Original "red dot" Hirschmann antenna (model "Kofa 200") for 1950s and 1960s German vehicles. Hirschmann was the OEM supplier for Mercedes-Benz, Volkswagen and Porsche (Type 356). These are still available, but expensive. In September, 2003, an on-line auction vendor in Germany set the bidding to begin at $175 USD.
April 30, 2004: Walter Odemer, Co. (Burbank, California), who specializes in Becker, Blaupunkt and other vintage radio repair and sales, sells the Hirschmann red tip antennas (including the motorized version). The SL Auto Haus also sells them. Hint: It really pays to shop and compare prices. See the Links page for contact information. Catalog illustration: Radio-Phono Fernseh Katalog 1960-61. Original catalog prices are in DM (Deutsche Marks).
Becker and Blaupunkt Radio Schematics
|Master List of
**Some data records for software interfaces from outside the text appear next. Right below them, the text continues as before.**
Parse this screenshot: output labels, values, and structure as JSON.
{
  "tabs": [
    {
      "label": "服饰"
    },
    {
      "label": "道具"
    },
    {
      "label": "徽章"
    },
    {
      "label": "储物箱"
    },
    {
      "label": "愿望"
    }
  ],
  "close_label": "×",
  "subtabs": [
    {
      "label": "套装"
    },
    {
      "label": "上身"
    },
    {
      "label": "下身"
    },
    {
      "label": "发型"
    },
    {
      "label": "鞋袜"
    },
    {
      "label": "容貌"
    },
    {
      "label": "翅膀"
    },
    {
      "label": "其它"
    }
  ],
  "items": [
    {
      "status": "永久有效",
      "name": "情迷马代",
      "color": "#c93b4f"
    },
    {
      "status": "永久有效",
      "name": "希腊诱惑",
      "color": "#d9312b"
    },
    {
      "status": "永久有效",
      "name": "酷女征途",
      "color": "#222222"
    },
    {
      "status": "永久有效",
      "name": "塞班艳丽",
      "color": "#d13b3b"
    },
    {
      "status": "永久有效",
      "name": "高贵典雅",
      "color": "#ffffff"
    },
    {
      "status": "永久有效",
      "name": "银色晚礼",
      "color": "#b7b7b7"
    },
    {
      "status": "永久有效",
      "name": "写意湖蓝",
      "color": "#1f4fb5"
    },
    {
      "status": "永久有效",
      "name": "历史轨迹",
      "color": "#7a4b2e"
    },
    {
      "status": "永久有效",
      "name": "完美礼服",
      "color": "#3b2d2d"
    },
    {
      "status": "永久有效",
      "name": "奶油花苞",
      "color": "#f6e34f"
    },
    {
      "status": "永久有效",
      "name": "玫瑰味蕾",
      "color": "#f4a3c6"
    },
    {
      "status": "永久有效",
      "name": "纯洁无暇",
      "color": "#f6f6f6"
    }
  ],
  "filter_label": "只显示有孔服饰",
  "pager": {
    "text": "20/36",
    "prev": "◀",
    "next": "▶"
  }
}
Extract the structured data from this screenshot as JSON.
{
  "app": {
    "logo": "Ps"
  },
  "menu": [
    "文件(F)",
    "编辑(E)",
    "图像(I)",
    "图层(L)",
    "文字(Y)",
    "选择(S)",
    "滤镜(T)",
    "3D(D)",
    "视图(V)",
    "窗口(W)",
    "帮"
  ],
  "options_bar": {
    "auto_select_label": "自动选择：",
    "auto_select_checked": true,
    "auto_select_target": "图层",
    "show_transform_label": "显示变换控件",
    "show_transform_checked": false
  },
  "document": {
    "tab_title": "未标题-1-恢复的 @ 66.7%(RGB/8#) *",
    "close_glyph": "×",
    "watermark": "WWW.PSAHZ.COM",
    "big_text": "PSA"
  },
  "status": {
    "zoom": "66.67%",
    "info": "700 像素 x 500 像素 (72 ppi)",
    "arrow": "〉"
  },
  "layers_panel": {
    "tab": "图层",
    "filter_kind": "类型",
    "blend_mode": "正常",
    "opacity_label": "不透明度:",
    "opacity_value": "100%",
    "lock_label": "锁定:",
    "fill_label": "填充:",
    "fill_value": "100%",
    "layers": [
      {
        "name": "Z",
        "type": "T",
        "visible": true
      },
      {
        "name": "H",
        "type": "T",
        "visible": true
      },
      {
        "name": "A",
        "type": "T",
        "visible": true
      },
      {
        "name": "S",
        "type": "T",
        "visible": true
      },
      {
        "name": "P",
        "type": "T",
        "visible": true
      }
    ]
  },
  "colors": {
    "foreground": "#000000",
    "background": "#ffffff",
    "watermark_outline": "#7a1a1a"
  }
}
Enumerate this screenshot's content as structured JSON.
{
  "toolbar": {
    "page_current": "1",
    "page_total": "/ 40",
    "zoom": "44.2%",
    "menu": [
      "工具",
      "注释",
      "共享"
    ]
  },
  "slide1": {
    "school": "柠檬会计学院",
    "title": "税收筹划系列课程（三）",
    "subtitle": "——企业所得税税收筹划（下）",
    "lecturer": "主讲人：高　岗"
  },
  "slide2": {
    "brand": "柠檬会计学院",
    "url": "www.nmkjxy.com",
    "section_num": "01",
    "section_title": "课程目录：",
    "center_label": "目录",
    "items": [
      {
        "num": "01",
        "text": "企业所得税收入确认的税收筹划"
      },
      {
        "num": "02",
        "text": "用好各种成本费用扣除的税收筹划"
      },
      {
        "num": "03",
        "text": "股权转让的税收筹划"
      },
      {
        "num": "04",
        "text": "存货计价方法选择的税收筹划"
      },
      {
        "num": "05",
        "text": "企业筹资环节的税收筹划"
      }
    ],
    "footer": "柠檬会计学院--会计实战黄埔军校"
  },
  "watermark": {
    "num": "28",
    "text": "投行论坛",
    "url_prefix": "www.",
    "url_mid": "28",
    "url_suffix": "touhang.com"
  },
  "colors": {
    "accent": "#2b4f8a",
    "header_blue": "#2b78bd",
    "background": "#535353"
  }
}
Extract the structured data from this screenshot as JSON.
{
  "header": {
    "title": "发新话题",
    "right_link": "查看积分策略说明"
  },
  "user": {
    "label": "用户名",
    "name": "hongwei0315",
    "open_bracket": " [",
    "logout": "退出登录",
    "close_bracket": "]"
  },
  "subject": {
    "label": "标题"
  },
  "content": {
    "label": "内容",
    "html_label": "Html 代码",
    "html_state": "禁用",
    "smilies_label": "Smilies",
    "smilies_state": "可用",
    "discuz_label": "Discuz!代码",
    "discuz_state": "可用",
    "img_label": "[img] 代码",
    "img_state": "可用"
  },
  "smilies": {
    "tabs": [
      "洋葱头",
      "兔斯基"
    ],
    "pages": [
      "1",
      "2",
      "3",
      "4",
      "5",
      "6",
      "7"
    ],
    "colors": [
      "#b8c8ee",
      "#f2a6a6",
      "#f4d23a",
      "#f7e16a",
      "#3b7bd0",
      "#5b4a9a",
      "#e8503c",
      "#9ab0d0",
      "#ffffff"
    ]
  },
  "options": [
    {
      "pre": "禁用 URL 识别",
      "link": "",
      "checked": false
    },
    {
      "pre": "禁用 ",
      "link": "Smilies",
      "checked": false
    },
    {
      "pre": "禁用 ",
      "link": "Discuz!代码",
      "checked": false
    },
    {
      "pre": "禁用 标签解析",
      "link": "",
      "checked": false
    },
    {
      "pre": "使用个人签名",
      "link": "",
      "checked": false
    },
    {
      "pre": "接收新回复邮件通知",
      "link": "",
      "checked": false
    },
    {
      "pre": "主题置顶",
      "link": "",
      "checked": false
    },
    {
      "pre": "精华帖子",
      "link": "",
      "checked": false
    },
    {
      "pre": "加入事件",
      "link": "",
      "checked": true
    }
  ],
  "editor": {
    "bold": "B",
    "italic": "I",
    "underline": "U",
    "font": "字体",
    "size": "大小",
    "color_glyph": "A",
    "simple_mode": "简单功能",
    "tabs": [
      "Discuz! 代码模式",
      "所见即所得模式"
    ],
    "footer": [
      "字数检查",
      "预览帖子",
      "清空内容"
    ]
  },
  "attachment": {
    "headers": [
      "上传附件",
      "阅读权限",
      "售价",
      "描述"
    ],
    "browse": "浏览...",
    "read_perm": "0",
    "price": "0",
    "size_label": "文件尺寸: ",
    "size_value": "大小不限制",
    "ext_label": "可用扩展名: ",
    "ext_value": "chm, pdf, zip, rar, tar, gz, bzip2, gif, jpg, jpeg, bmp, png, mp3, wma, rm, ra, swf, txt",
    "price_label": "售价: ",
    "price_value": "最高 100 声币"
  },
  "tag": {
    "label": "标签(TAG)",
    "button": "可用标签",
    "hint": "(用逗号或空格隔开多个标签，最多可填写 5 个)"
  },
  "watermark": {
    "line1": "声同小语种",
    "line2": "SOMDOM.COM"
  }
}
Becker and Blaupunkt Radio Schematics and Ephemera
These individual .jpg files were combined into logical groups and saved as .pdf files, and then zipped. Click the links on the right to download the zip files.
- Original Factory Accessory Price List / Courtesy: Thomas Mika
- An Introduction to 1950s & 1960s Radios / Wilford Wilkes / November-December 1993 / The Star
- Vacuum Tube Becker Radios / Jim Mahaffey / March-April 2000 / The Star
- July, 2004: Ramzi Saba provided much of the narrative regarding the Reims SW adapter
- July, 2004: Chris Macha provided close-up photographs of the Reims SW adapter
- Additional recognition goes to Thomas Mika, Ramzi Saba, Thierry Savidan and Graham van Heerden
- Mercedes-Benz Classic magazine (Issue: "1-2004") / Regarding the subsequent dealer installation of radio models made by manufacturers other than Becker
- Radio-Phono Fernseh Katalog 1960-61 / Courtesy: Eager Brothers Music (Bob Havalack) / August 23, 2007
- Sams Photofact data / Courtesy: Phil Langlois / April 19, 2008
- Gary Kuster / Vancouver / April 21, 2009 / Telefunken speaker and power supply configuration / May 2, 2009
- Radio schematics (.jpg format) courtesy: Roland Wilhelm / Barrie, Ontario, Canada / February 8, 2012 / The .jpg files were converted to .pdf and zipped by anonymous / February 9, 2012
- Becker Autoradio Service sign from Ray's Auto Stereo Shop in Sacramento, California courtesy: Matais Bombal / April 25, 2012